Construction has begun on a project to revamp Second Avenue’s existing bus and bike lanes — some of the busiest lanes of their kind in the city.

The city’s Department of Transportation (DOT) project will widen the existing bike lane on Second Avenue between 59th and Houston streets from 6 feet to between 8 and 10 feet. Meanwhile, the bus lane will be moved from the curbside to an offset lane, with parking separating it from the curb.

Officials say these moves will protect cyclists and speed up commutes for riders on the M15 local and select bus lines, the busiest routes in the city with about 57,000 daily riders.

“We are putting people first on Manhattan’s avenues by improving bike, pedestrian, and bus infrastructure,” said DOT Commissioner Ydanis Rodriguez, “helping the vast majority of commuters on these corridors get where they’re going quicker and safer.”

Second Avenue’s heavily traveled bike lane will be widened (as seen here on Ninth Avenue) to accommodate more bike traffic.NYC DOT

The project is one of several slated for Manhattan’s Central Business District as the city prepares for the implementation of congestion pricing on June 30.

The existing section of the bike lane between 35th and 52nd Streets will be reconstructed to protect it from car traffic, and will also be widened. The bike lane upgrade will also include “layover” spaces for delivery workers on e-bikes.

As for the bus lane, DOT says the new offset bus lane will be in operation seven days a week, as distinguished from the current part-time lane which is decommissioned at off-peak hours for commercial loading and overnight parking.

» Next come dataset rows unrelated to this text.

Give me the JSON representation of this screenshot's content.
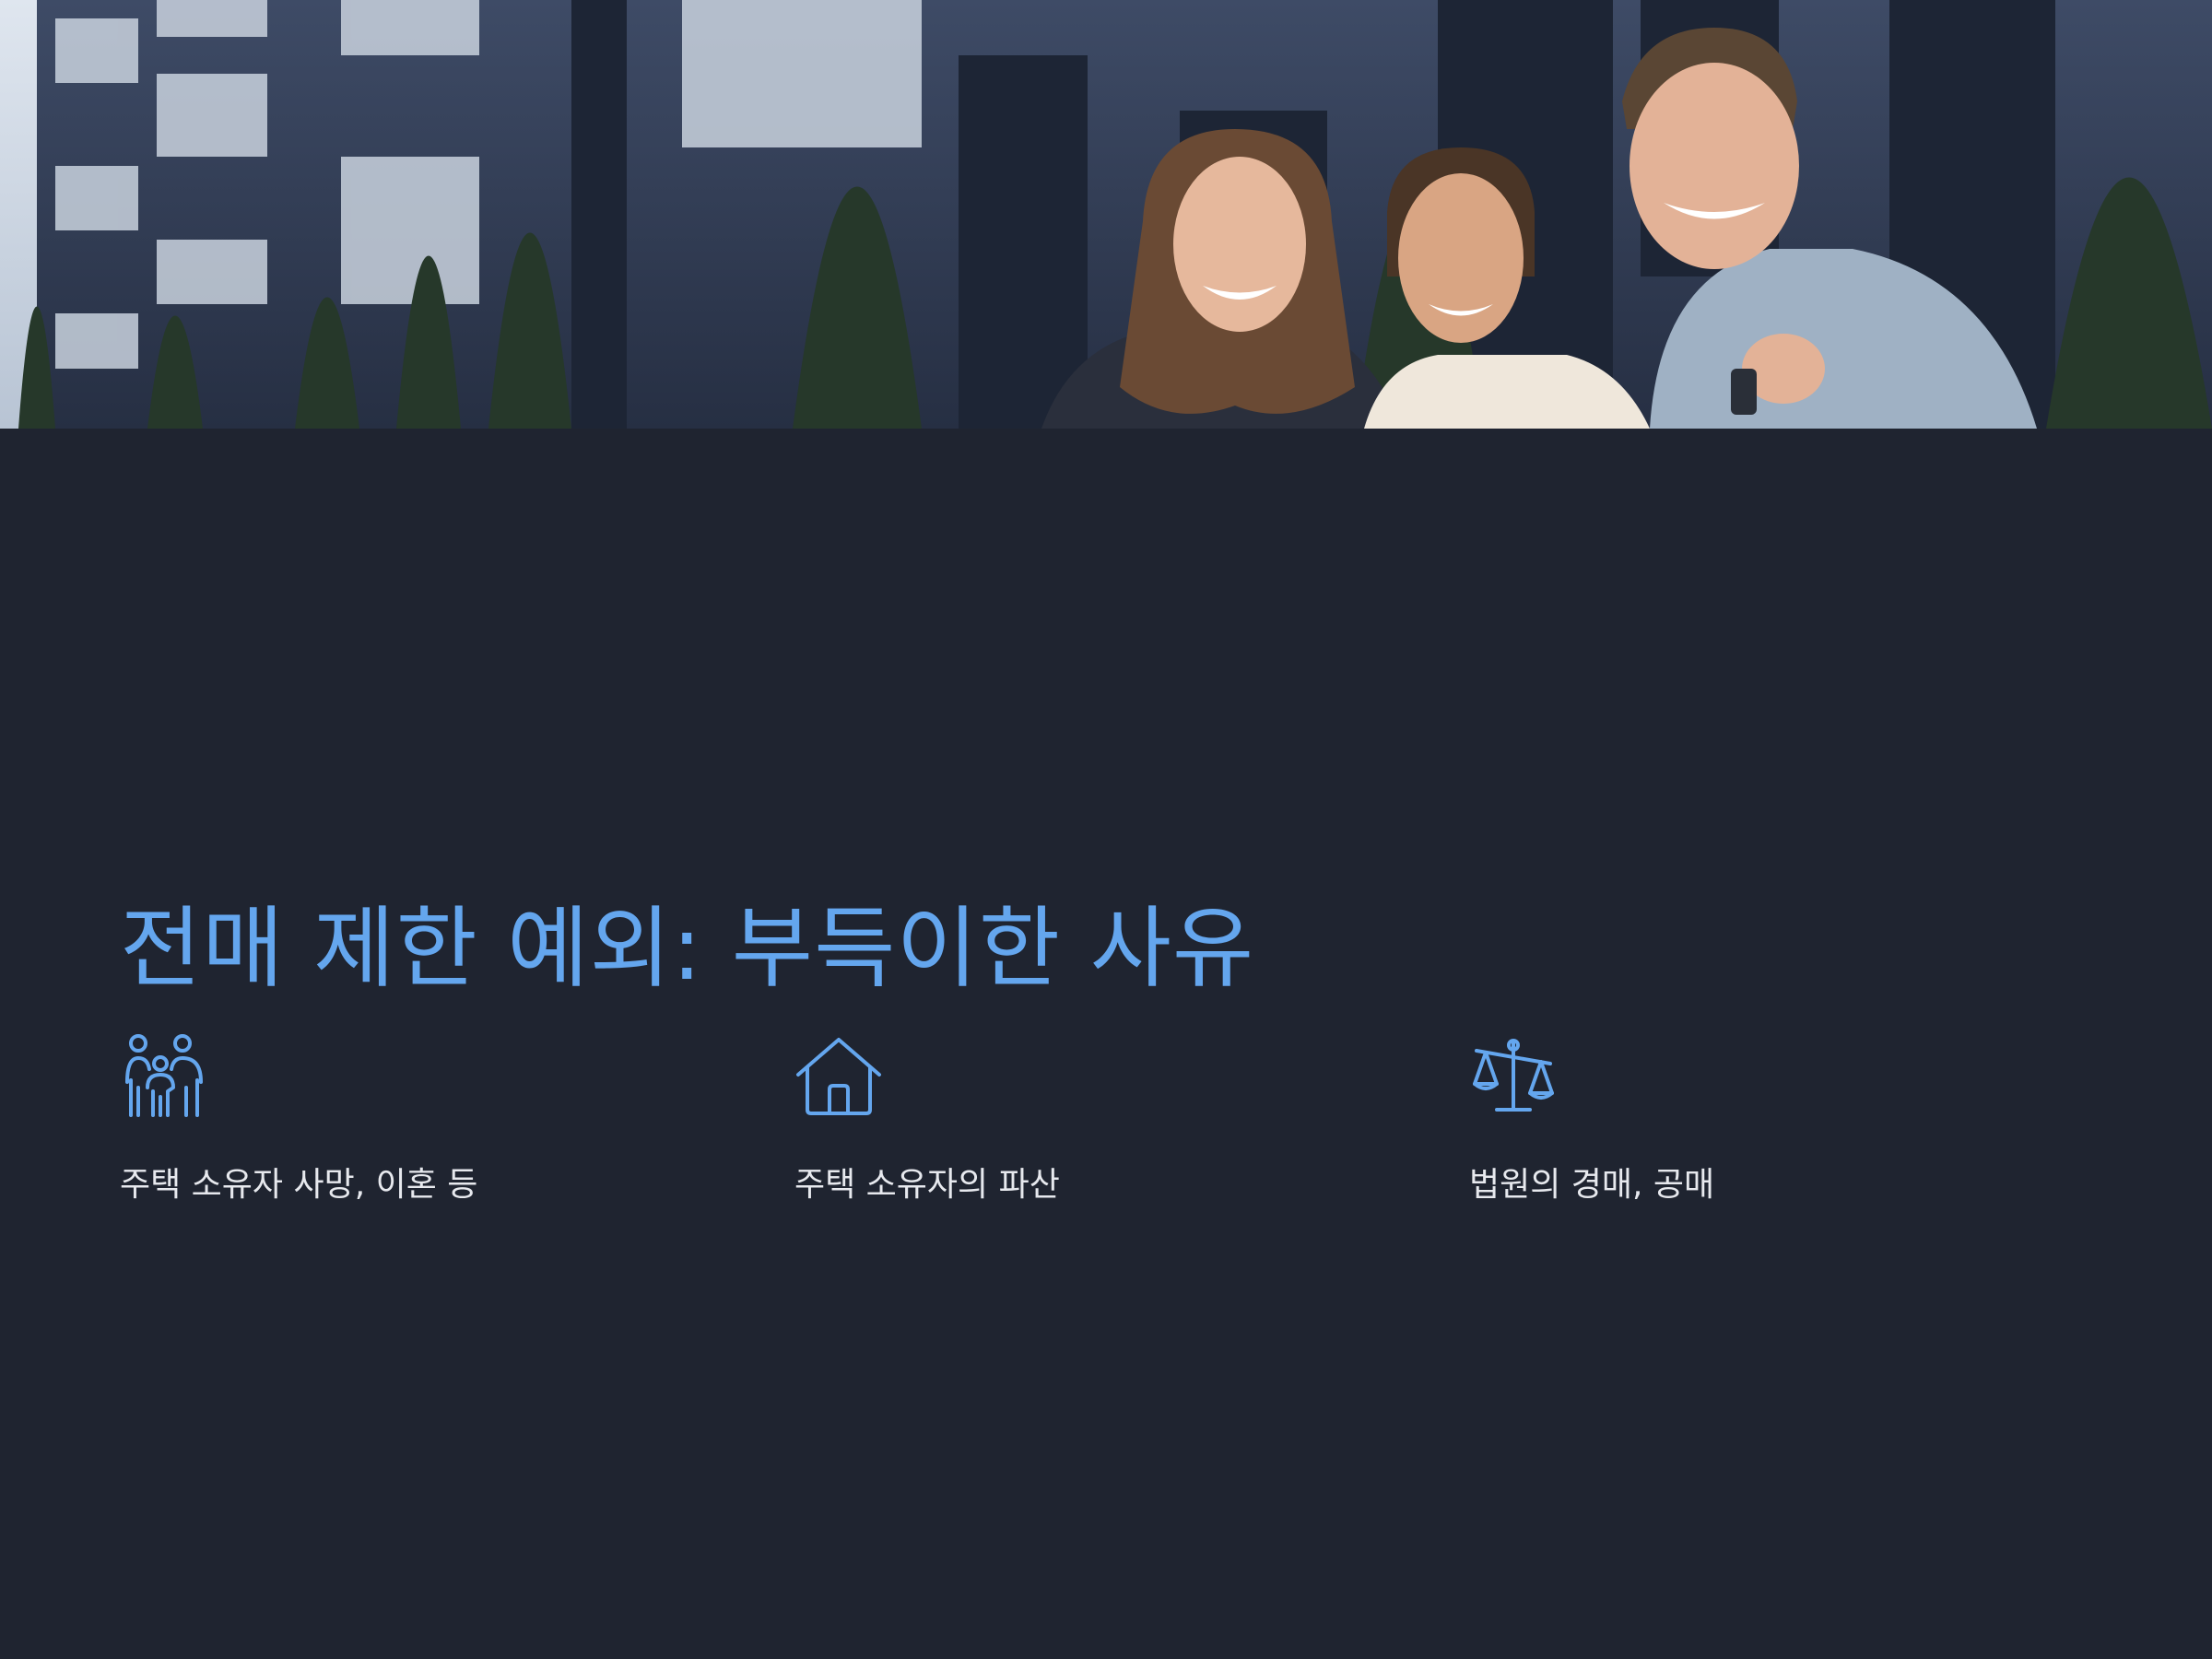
{
  "colors": {
    "background": "#1f2430",
    "accent": "#64a6ee",
    "text": "#e7e9ee"
  },
  "hero": {
    "image": "photo-three-smiling-people-holding-keys-in-front-of-apartment-building"
  },
  "title": "전매 제한 예외: 부득이한 사유",
  "features": [
    {
      "icon": "family-icon",
      "label": "주택 소유자 사망, 이혼 등"
    },
    {
      "icon": "house-icon",
      "label": "주택 소유자의 파산"
    },
    {
      "icon": "scales-icon",
      "label": "법원의 경매, 공매"
    }
  ]
}
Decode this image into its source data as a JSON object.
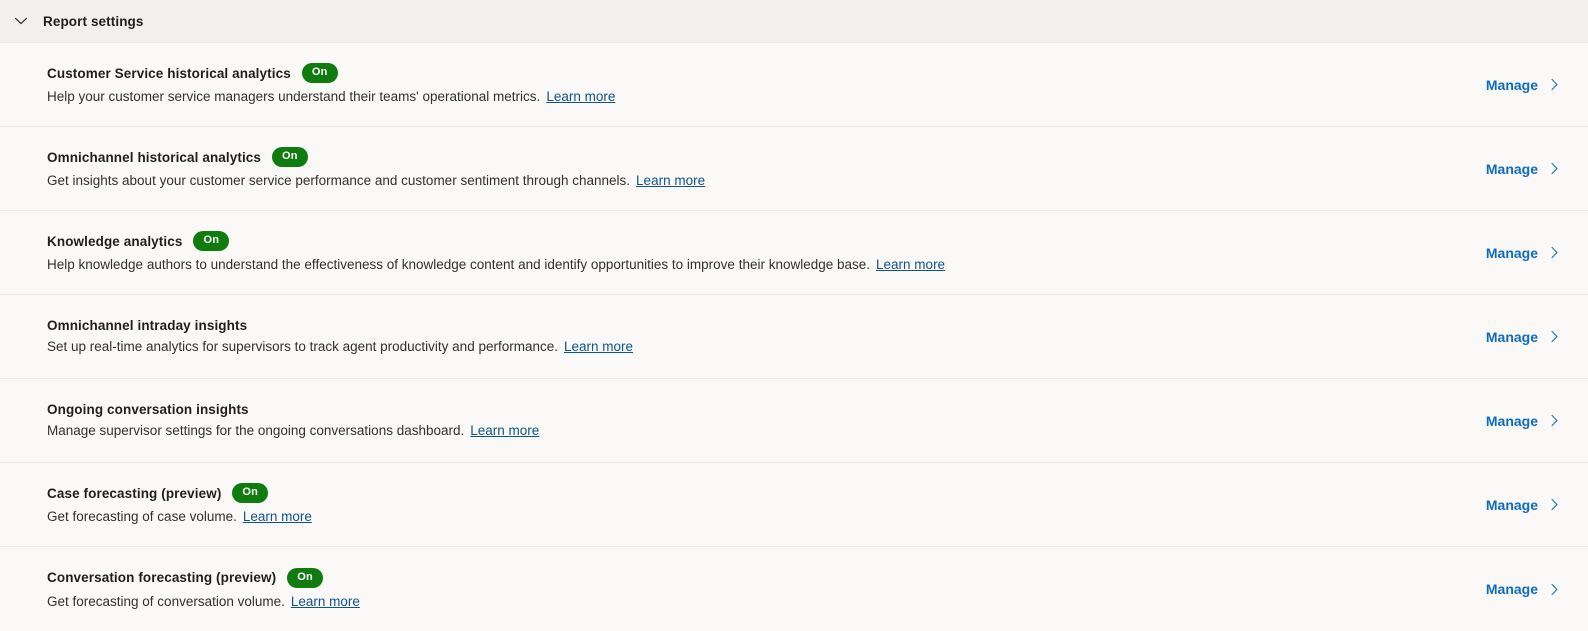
{
  "section": {
    "title": "Report settings",
    "expanded": true,
    "collapse_icon": "chevron-down-icon"
  },
  "colors": {
    "badge_on_background": "#107c10",
    "badge_on_text": "#ffffff",
    "manage_link": "#0f6cbd",
    "learn_more_link": "#0f548c",
    "header_background": "#f1f0ef",
    "body_background": "#faf9f8",
    "divider": "#edebe9",
    "title_text": "#201f1e",
    "description_text": "#323130"
  },
  "common": {
    "manage_label": "Manage",
    "manage_icon": "chevron-right-icon",
    "learn_more_label": "Learn more",
    "badge_on_label": "On"
  },
  "rows": [
    {
      "title": "Customer Service historical analytics",
      "badge": "On",
      "has_badge": true,
      "description": "Help your customer service managers understand their teams' operational metrics.",
      "learn_more": "Learn more",
      "action_label": "Manage"
    },
    {
      "title": "Omnichannel historical analytics",
      "badge": "On",
      "has_badge": true,
      "description": "Get insights about your customer service performance and customer sentiment through channels.",
      "learn_more": "Learn more",
      "action_label": "Manage"
    },
    {
      "title": "Knowledge analytics",
      "badge": "On",
      "has_badge": true,
      "description": "Help knowledge authors to understand the effectiveness of knowledge content and identify opportunities to improve their knowledge base.",
      "learn_more": "Learn more",
      "action_label": "Manage"
    },
    {
      "title": "Omnichannel intraday insights",
      "badge": "",
      "has_badge": false,
      "description": "Set up real-time analytics for supervisors to track agent productivity and performance.",
      "learn_more": "Learn more",
      "action_label": "Manage"
    },
    {
      "title": "Ongoing conversation insights",
      "badge": "",
      "has_badge": false,
      "description": "Manage supervisor settings for the ongoing conversations dashboard.",
      "learn_more": "Learn more",
      "action_label": "Manage"
    },
    {
      "title": "Case forecasting (preview)",
      "badge": "On",
      "has_badge": true,
      "description": "Get forecasting of case volume.",
      "learn_more": "Learn more",
      "action_label": "Manage"
    },
    {
      "title": "Conversation forecasting (preview)",
      "badge": "On",
      "has_badge": true,
      "description": "Get forecasting of conversation volume.",
      "learn_more": "Learn more",
      "action_label": "Manage"
    }
  ]
}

Officials also contend the offset lane will result in fewer parked cars blocking people’s commutes.